article here

I am so happy and will subscribe right away.  Here is a nice little video from their channel about the evolution of the Vatican`s use of media technology.  I also thought the video of the Holy Father blessing lambs was adorable.  Here is the channel.Vatican youtube

Buddhist Priest irked by noise ‘exacted rusty revenge’

23 01 2009

OSAKA–A 55-year-old head priest of a Buddhist temple in Sakai, Osaka Prefecture, annoyed by the noise of a delivery company’s vehicles, allegedly sprinkled salt on the shuttered entrance to the company’s warehouse located in front of the temple to cause it to rust, it has been learned.

During questioning by the police, the priest initially insisted he had seen spirits and had been trying to purify the area with the salt, but he then admitted he wanted to cause trouble for the company since its vehicles were noisy from early in the morning.

The priest reportedly kept sprinkling the salt over 10 years. The police are to send papers on the case to the prosecutors office.

What an unusual story especially since it seems he was doing this for 10 years.  Maybe he should have invested in some ear plugs or better windows, or if he wanted to get revenge why not do something faster.

Margaret Sanger, Planned Parenthood’s Racist Founder

21 01 2009

Of all the minutes you will ever spend watching videos on youtube the seven you will spend on this one are among the most valuable.  Too bad the new U.S president has not seen it nor likely ever will as he throws open the floodgates of abortion.

I will end with the following quote by a man who is being quoted a lot lately and a reminder to at least pray for the end of such evils as abortion.

He who passively accepts evil is as much involved in it as he who helps to perpetrate it. He who accepts evil without protesting against it is really cooperating with it.
Martin Luther King, Jr.

Missionary devotes lifework to helping Tokyo homeless

20 01 2009

Jean Le Beau says his decision to pursue a life dedicated to the benefit of others was inspired in high school when he read the story of Father Damien, a 19th-century Roman Catholic missionary from Belgium who spent his life caring for lepers cast out of normal society and quarantined on the Hawaiian island of Molokai.

“I felt that if you were going to do something for others, you should take it that far,” said Le Beau. And the French-Canadian missionary is indeed taking it that far, spending his own life with homeless Japanese — many of whom feel like social outcasts.

The article goes on about Jean`s work but it includes a couple of things that made me think what?  First of all the article never refers to him with the title Father or Fr which is usually the custom when writing about people with a title such as Rev, Dr, or Fr.

Secondly is this quote

“They are my family,” said Le Beau, 64, explaining his relationship with his team of volunteers and ojisan. “I feel most content when I am with them. We go on outings. We get drunk together. I plan on spending the rest of my life with them.”

Perhaps he meant he just has some drinks with them but to say he gets drunk… well thats  not acceptable behavior for a priest and I would hope he would be trying to set a better example than getting totally drunk.

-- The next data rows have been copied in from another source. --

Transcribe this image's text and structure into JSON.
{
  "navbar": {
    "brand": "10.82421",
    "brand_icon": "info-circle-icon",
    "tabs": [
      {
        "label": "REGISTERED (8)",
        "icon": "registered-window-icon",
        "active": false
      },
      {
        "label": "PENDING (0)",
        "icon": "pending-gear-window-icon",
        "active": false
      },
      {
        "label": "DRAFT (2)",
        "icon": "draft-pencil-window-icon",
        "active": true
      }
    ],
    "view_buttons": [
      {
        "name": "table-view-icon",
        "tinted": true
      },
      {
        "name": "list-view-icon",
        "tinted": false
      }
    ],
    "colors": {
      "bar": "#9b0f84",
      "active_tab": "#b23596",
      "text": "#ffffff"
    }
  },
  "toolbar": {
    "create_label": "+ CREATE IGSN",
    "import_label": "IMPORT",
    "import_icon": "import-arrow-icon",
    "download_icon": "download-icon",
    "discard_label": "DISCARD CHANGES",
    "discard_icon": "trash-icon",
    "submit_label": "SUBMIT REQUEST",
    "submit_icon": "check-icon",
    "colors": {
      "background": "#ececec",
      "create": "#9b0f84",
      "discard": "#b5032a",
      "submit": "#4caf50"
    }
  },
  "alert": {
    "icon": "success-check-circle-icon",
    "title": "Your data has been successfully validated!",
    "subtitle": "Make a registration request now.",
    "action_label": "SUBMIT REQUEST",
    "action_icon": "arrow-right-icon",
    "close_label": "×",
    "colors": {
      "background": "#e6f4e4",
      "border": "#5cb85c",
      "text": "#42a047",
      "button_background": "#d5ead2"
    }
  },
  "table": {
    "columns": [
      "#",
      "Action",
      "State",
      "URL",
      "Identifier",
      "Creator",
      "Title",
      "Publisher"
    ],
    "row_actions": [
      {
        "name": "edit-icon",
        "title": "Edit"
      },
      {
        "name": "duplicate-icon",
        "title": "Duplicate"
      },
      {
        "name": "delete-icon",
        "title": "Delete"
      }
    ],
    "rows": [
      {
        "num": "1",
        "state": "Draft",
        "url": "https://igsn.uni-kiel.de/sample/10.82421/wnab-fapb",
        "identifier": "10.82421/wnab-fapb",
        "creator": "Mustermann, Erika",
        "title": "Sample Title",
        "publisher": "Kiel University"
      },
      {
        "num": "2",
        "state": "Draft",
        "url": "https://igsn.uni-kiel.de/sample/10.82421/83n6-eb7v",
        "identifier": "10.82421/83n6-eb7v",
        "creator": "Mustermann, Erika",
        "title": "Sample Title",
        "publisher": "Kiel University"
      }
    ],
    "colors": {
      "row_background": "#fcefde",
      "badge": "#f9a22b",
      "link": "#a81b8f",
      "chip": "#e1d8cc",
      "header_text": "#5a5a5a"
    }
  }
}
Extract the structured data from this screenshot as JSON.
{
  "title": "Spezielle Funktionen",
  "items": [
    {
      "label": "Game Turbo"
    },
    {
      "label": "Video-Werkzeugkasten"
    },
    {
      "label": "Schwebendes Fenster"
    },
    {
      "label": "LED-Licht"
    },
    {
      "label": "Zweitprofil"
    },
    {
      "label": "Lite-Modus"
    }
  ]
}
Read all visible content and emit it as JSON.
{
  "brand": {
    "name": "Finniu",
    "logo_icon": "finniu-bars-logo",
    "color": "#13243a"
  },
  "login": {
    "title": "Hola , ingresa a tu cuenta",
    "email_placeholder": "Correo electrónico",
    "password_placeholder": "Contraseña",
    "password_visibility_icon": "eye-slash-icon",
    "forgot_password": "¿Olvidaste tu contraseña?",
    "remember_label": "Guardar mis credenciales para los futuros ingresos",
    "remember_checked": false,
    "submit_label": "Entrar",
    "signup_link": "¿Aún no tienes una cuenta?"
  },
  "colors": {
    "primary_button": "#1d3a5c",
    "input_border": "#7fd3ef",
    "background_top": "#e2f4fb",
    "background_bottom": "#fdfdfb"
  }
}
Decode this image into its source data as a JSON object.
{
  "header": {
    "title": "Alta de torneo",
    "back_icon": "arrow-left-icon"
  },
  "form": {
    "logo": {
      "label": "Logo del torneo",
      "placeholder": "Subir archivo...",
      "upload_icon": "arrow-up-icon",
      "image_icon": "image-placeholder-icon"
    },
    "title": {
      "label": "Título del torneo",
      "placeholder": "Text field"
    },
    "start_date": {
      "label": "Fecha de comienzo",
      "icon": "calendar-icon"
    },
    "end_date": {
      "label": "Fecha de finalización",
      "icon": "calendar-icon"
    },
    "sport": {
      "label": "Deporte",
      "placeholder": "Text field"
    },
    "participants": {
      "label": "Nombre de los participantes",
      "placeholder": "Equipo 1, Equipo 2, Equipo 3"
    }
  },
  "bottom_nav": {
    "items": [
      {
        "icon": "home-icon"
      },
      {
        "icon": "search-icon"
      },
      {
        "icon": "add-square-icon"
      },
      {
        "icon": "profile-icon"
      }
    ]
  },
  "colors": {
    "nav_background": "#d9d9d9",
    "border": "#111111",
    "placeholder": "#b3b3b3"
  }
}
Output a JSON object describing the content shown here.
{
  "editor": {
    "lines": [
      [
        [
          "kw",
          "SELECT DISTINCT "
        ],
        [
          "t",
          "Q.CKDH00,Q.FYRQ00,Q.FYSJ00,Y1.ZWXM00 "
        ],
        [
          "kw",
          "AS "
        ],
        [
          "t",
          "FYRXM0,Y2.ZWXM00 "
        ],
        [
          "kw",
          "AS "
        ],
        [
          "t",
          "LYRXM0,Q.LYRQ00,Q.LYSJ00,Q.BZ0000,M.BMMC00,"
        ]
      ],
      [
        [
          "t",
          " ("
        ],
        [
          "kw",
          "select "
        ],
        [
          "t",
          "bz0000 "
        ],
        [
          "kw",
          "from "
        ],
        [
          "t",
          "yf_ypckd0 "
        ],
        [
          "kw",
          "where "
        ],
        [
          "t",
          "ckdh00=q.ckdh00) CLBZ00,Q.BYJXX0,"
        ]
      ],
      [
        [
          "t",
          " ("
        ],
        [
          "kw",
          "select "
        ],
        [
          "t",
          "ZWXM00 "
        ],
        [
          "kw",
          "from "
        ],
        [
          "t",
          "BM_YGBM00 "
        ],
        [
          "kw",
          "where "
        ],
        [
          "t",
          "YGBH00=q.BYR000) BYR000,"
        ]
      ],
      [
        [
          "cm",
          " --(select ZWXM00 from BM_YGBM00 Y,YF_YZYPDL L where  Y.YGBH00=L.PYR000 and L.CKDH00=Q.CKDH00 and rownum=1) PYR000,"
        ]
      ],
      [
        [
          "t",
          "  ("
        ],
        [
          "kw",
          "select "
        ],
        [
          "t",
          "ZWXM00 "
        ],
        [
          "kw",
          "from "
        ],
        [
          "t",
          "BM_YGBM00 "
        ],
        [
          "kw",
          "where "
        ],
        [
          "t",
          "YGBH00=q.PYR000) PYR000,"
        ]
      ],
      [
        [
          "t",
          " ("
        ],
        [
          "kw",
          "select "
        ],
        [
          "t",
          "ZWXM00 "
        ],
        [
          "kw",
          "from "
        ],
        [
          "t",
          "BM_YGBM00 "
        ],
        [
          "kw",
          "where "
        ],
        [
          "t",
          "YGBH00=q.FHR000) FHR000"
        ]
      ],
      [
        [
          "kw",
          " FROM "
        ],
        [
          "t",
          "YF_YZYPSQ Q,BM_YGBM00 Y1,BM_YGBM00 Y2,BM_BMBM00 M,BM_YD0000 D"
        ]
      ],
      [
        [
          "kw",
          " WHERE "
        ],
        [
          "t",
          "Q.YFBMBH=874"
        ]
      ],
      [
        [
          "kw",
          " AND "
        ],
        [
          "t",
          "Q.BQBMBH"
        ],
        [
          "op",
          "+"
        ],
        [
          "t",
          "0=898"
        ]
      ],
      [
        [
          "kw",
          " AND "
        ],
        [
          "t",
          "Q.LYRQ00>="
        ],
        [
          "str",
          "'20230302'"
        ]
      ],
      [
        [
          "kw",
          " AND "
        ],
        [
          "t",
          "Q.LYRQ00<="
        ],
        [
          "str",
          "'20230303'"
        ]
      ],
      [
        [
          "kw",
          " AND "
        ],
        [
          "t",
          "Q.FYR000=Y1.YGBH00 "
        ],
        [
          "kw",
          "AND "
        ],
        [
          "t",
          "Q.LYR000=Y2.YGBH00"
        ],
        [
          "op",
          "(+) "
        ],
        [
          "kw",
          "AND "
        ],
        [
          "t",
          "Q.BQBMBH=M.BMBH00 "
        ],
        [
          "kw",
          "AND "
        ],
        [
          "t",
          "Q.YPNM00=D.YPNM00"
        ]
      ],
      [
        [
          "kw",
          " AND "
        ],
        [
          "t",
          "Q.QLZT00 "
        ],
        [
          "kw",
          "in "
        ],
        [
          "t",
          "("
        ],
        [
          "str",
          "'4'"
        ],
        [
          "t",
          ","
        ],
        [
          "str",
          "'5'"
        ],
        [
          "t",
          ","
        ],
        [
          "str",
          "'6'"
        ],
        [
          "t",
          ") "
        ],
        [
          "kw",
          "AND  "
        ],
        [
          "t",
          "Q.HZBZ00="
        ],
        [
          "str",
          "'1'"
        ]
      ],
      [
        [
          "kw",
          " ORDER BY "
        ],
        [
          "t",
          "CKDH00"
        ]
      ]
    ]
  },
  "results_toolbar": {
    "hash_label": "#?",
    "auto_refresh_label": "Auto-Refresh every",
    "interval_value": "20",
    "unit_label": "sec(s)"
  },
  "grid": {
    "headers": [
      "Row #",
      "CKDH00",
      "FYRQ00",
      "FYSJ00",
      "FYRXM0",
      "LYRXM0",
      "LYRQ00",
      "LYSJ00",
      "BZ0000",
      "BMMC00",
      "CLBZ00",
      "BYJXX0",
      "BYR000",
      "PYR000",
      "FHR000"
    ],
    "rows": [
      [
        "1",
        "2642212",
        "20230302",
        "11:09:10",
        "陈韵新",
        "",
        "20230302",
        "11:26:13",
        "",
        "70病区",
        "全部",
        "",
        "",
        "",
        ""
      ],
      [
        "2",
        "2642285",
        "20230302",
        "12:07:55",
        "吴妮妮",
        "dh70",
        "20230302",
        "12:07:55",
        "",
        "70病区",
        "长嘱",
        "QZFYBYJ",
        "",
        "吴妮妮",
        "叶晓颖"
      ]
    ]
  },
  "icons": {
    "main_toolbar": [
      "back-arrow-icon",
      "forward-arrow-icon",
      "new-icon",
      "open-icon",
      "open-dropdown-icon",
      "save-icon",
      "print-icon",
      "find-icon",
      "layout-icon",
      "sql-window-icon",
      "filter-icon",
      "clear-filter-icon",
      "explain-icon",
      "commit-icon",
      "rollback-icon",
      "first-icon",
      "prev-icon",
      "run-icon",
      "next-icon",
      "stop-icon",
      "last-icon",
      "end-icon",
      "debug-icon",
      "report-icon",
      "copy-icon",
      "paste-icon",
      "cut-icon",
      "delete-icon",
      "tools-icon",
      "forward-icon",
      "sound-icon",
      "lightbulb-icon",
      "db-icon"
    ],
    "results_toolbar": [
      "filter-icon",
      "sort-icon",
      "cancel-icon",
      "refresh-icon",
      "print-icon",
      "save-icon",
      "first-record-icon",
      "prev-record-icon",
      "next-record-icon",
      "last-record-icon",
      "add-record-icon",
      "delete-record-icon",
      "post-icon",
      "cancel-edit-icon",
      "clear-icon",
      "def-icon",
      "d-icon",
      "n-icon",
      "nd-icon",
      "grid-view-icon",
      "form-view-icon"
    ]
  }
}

“I spoke no Japanese whatsoever when I first came here,” he recalled. Soon after, a member of a local church introduced Le Beau to a cafe in Ginza, where he worked as a waiter during weekdays, attending a Japanese language school and helping out with church activities during his time off.

Le Beau proceeded to work in a bar in Kawasaki, and then as a used-car dealer.

This brings me to my third problem.  I thought priests were not allowed to do outside work anywhere such as working in a cafe or bar or as a used car salesman!

Full article here

In related news I found this article from January 10 saying

The nonprofit organization Sanyukai, which aids the homeless in Tokyo’s Sanya district, has been ordered by the metropolitan government to stop handing out its weekly free meals along the Sumida River because local residents are complaining, the volunteer group’s chief said Friday.